GIVEN RECORDS:
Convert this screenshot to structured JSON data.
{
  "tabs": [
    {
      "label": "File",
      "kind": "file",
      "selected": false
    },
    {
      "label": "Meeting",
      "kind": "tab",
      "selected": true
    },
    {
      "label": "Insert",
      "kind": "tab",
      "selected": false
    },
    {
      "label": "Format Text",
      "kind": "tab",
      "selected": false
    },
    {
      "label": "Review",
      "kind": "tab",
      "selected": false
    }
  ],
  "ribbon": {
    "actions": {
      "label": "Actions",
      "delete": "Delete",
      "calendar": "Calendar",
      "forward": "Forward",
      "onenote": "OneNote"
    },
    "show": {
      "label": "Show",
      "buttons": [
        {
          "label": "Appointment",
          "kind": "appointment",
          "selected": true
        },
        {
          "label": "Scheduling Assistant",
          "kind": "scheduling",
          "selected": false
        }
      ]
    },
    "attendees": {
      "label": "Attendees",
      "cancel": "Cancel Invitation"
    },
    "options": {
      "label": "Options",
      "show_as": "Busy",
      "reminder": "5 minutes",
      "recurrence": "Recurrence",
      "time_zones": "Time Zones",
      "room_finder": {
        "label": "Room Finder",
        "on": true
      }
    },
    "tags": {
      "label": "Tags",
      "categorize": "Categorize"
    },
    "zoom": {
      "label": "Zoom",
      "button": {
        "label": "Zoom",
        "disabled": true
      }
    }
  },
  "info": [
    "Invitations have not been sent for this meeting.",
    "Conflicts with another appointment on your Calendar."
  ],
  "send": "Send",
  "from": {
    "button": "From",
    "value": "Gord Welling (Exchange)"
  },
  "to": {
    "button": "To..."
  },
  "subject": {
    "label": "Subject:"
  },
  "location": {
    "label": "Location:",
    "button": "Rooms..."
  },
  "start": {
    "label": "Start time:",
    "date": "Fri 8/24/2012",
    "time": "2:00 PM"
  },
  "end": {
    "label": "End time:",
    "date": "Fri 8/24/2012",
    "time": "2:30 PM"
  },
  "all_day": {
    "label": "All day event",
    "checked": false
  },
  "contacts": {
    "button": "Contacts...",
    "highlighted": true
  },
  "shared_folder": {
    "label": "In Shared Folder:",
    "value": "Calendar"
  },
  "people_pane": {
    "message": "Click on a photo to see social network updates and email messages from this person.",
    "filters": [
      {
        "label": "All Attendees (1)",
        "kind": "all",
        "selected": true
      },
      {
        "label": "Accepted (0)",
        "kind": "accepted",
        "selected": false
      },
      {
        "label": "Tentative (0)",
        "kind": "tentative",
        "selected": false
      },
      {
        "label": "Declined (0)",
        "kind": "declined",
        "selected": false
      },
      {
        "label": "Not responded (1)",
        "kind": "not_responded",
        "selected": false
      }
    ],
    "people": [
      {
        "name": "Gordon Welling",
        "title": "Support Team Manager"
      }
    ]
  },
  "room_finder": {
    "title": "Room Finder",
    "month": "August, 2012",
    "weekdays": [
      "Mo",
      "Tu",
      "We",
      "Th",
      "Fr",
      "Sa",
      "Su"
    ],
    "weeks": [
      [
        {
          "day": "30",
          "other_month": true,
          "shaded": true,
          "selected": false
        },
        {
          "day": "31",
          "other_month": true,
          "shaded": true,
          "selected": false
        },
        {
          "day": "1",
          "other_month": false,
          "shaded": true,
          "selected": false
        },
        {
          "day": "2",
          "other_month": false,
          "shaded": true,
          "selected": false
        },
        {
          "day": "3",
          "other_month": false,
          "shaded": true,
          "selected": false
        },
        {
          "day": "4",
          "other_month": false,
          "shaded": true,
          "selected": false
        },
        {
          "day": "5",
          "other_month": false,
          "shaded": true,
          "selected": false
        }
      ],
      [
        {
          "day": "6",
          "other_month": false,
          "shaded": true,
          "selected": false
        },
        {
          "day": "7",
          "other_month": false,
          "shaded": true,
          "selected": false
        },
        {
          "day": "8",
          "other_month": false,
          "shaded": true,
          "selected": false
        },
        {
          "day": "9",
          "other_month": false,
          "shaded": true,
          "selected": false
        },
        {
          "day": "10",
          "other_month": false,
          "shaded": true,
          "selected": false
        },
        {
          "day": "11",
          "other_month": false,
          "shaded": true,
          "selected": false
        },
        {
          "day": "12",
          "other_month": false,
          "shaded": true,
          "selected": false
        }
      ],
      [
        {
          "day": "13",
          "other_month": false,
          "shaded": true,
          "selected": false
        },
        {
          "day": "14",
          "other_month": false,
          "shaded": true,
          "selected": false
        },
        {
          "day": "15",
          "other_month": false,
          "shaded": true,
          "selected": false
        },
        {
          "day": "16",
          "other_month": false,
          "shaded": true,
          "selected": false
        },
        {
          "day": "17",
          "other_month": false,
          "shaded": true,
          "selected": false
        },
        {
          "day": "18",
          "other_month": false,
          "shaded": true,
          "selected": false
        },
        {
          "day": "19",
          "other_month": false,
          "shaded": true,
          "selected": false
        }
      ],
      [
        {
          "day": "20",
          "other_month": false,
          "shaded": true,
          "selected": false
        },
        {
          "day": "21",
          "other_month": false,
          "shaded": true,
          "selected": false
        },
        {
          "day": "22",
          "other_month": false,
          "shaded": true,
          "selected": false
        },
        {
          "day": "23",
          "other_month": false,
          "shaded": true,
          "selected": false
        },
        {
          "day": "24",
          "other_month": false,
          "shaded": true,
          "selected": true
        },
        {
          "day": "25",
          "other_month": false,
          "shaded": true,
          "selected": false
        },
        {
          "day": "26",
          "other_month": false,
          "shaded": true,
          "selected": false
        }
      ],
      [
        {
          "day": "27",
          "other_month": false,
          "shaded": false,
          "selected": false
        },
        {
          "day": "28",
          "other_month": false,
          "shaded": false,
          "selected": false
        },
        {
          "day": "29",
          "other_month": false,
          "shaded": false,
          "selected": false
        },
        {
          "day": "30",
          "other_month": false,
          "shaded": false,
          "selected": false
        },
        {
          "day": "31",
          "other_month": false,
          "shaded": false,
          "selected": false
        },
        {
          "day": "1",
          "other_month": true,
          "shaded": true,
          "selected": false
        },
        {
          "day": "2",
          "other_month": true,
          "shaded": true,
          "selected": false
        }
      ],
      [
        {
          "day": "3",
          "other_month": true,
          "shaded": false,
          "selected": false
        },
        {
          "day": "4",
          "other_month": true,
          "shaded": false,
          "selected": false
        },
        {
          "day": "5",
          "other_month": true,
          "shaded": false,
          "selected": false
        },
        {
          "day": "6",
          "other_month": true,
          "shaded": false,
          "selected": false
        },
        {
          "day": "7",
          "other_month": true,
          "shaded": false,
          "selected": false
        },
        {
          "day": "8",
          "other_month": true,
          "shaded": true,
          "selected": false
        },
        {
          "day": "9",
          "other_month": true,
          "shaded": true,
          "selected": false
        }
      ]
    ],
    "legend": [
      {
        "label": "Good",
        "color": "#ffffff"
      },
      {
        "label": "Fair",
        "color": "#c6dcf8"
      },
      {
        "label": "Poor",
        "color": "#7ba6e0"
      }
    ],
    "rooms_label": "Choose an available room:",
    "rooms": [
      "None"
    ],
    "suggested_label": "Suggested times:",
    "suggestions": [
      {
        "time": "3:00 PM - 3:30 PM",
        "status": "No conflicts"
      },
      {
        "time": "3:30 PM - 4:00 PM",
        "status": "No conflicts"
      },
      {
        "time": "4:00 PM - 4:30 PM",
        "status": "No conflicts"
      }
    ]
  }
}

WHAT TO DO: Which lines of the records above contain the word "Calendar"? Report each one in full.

ANSWER SPACE:
      "calendar": "Calendar",
    "Conflicts with another appointment on your Calendar."
    "value": "Calendar"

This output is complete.